While ibVPN does offer some optimized streaming servers, they’re not always able to circumvent the anti-VPN proxy detection software used by streaming services like Netflix, BBC iPlayer, and Hulu. And other times, their speeds are so slow it doesn’t matter.
This can be disappointing, as streaming is one of the biggest reasons many people choose to use a VPN in the first place.
So if streaming is on your list of things to do with your VPN, check out the following guides:
With so many streaming services to choose from (Disney+ recently joining the ranks) and all of them demanding subscription fees while blocking VPNs, it’s no wonder more people are using torrents again.
To be clear, we don’t condone using P2P (Peer-to-Peer) file-sharing for downloading copyright material. But there are legal uses for the technology, which we’re happy to support.
ibVPN does allow users to torrent, but only via servers based in Canada, Hong Kong, Latvia, Lithuania, Luxembourg, the Netherlands, Russia, Sweden, Switzerland, and Ukraine, as per the following FAQ:
Note that the entry is outdated, as Premium Torrent VPN is now simply Torrent VPN. These servers are still the only ones optimized for P2P file-sharing, however, and are not available with the Standard VPN.
Usability and Support
Overall, we found ibVPN to be a mostly user-friendly VPN. So long as you’re using a Windows, Mac, iOS, or Android device, the installation is simple, with very little manual configuration involved.
However, for other operating systems like Linux, it can be a long process. And even with the available native apps, there are still a few things missing that could boost usability. Additionally, the apps aren’t exactly visually appealing.
ibVPN’s website is also jam-packed with information, not only in the main body but in the Help Center as well. However, the Knowledge Base is not easy to navigate and the FAQ section – like some other areas of the site – is rather outdated.
Thankfully, ibVPN does offer 24-hour live chat support. Of course, the agents can often be reticent with information and even a little brusque at times (as evinced by the screenshots we shared earlier). But overall, the support is fairly friendly and fast.

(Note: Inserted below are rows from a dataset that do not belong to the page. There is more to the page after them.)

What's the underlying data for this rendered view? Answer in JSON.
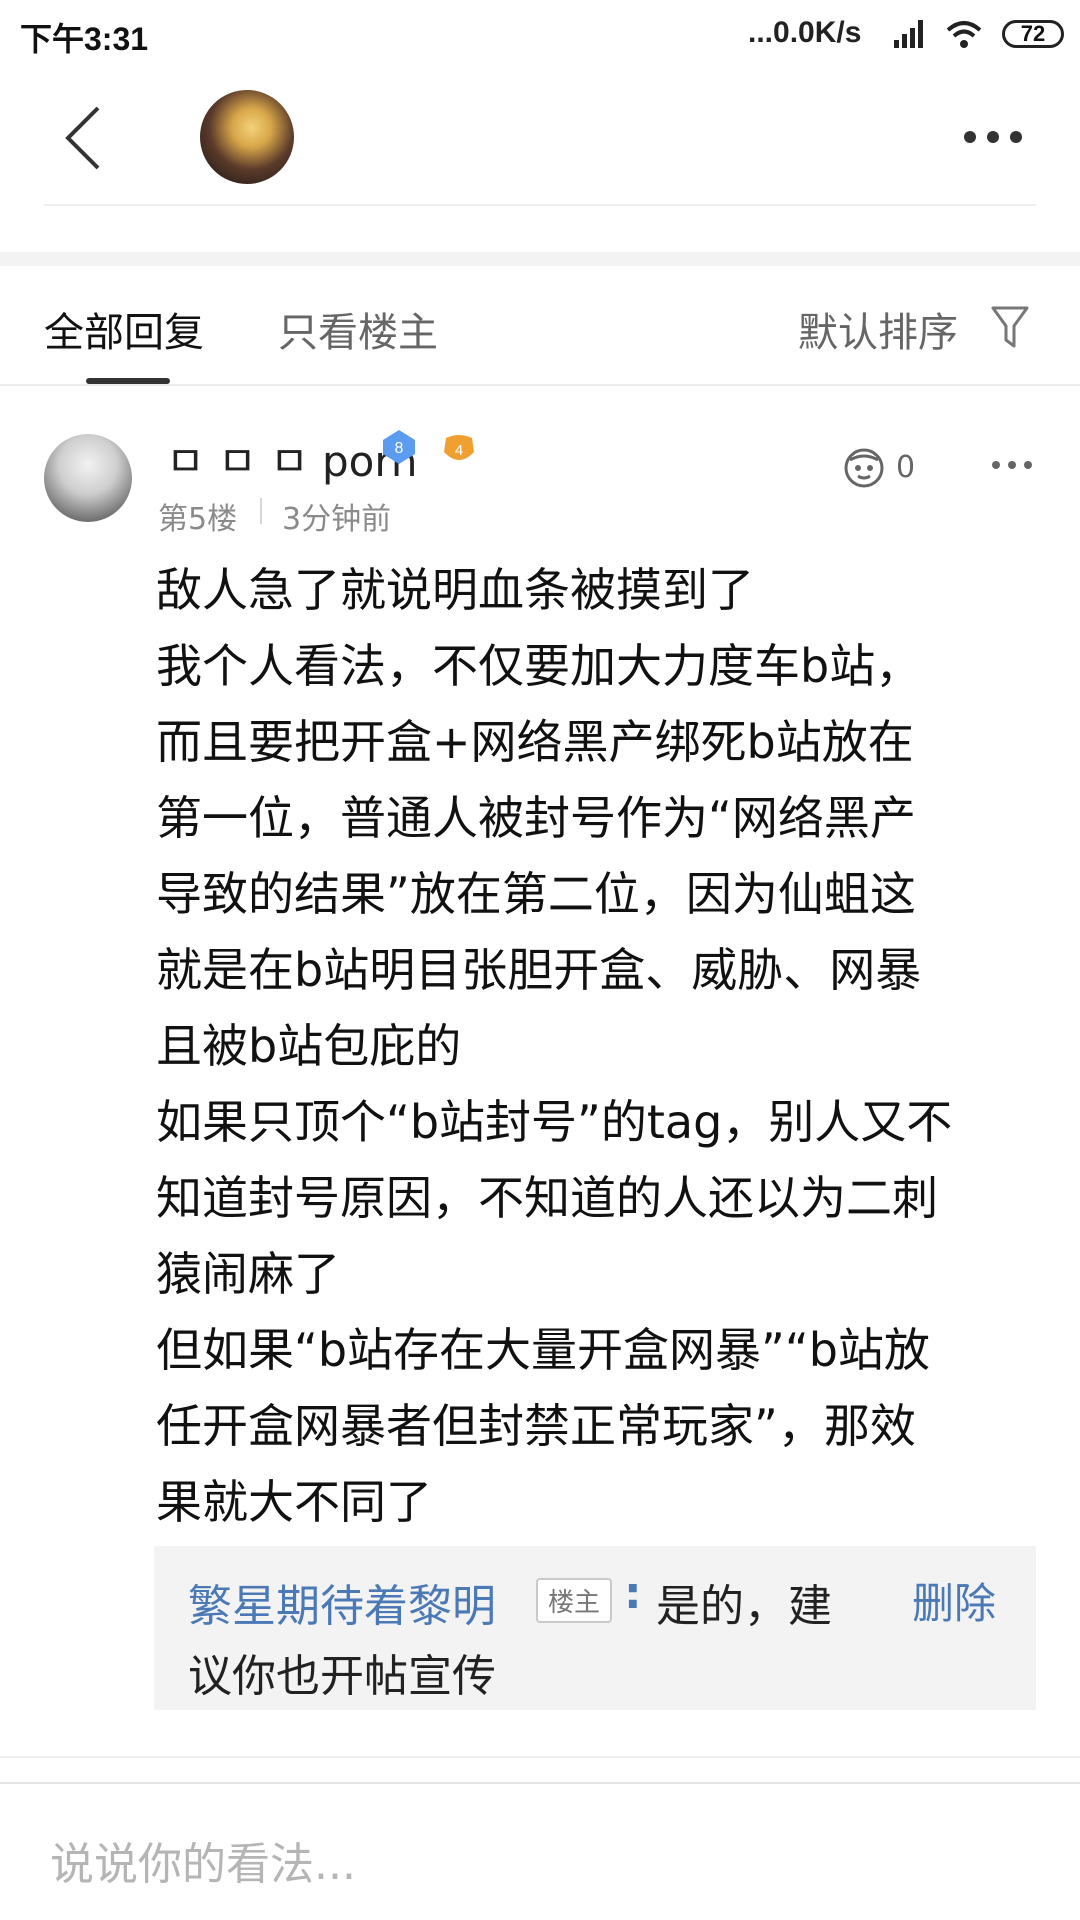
{
  "status_bar": {
    "time": "下午3:31",
    "net_speed": "...0.0K/s",
    "battery": "72"
  },
  "header": {
    "back_icon": "chevron-left-icon",
    "more_icon": "more-horizontal-icon"
  },
  "tabs": {
    "all_label": "全部回复",
    "op_only_label": "只看楼主",
    "sort_label": "默认排序",
    "filter_icon": "filter-icon"
  },
  "comment": {
    "username": "ㅁ ㅁ ㅁ porn",
    "level": "8",
    "fan_level": "4",
    "floor": "第5楼",
    "time_ago": "3分钟前",
    "like_count": "0",
    "lines": [
      "敌人急了就说明血条被摸到了",
      "我个人看法，不仅要加大力度车b站，",
      "而且要把开盒+网络黑产绑死b站放在",
      "第一位，普通人被封号作为“网络黑产",
      "导致的结果”放在第二位，因为仙蛆这",
      "就是在b站明目张胆开盒、威胁、网暴",
      "且被b站包庇的",
      "如果只顶个“b站封号”的tag，别人又不",
      "知道封号原因，不知道的人还以为二刺",
      "猿闹麻了",
      "但如果“b站存在大量开盒网暴”“b站放",
      "任开盒网暴者但封禁正常玩家”，那效",
      "果就大不同了"
    ]
  },
  "reply": {
    "author": "繁星期待着黎明",
    "op_tag": "楼主",
    "colon": ":",
    "text_line1": "是的，建",
    "text_line2": "议你也开帖宣传",
    "delete_label": "删除"
  },
  "input": {
    "placeholder": "说说你的看法..."
  },
  "colors": {
    "link_blue": "#4a79b5",
    "badge_blue": "#5b9cf0",
    "fan_orange": "#f0a030"
  }
}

On the plus side, ibVPN also gives users the option of scheduling a remote assistance appointment. This can be very useful for technical support.
How to Cancel ibVPN and Get Your Money Back
All-in-all, we consider ibVPN’s Ultimate VPN plan a great budget option, though we wouldn’t bother with the Standard or Torrent VPN plans.
If you want to cancel your ibVPN subscription, here’s what to do:
- Log into your ibVPN Client Area
- Click “My Services”
- Click “View Details”
- Click “Request Cancellation”
ibVPN only offers a 15-day Refund Policy, unfortunately, and there’s a strong chance your request will be denied if you request one after this period.
How much does ibVPN cost per month?
ibVPN’s recommended subscription plan, Ultimate VPN, costs $10.95 per month. Compare VPNs to find a VPN that fits your budget.
Does ibVPN work for Netflix?
Yes, but on a limited basis and the servers can be too slow to use.
Is ibVPN legitimate?
Yes, ibVPN is a 100% legitimate provider.
Is ibVPN a good VPN?
ibVPN is a great budget VPN, though it’s worth spending a little more on a premium service.
Does ibVPN hide my IP address?
Yes; however, you should use the ibVPN browser extension or manually disable your browser WebRTC to ensure you don’t experience any IP leaks.
Does ibVPN charge monthly?
Yes, though you can get a good discount by opting for a yearly subscription.
Is ibVPN a zero-logs VPN?
Yes, ibVPN has a strict no-logs policy.
Can you cancel ibVPN anytime?
Yes, though the cancellation will typically only take effect at the end of your subscription period.
Is ibVPN safe in China?
Yes, ibVPN appears to be safe in China while using the Stealth VPN protocol.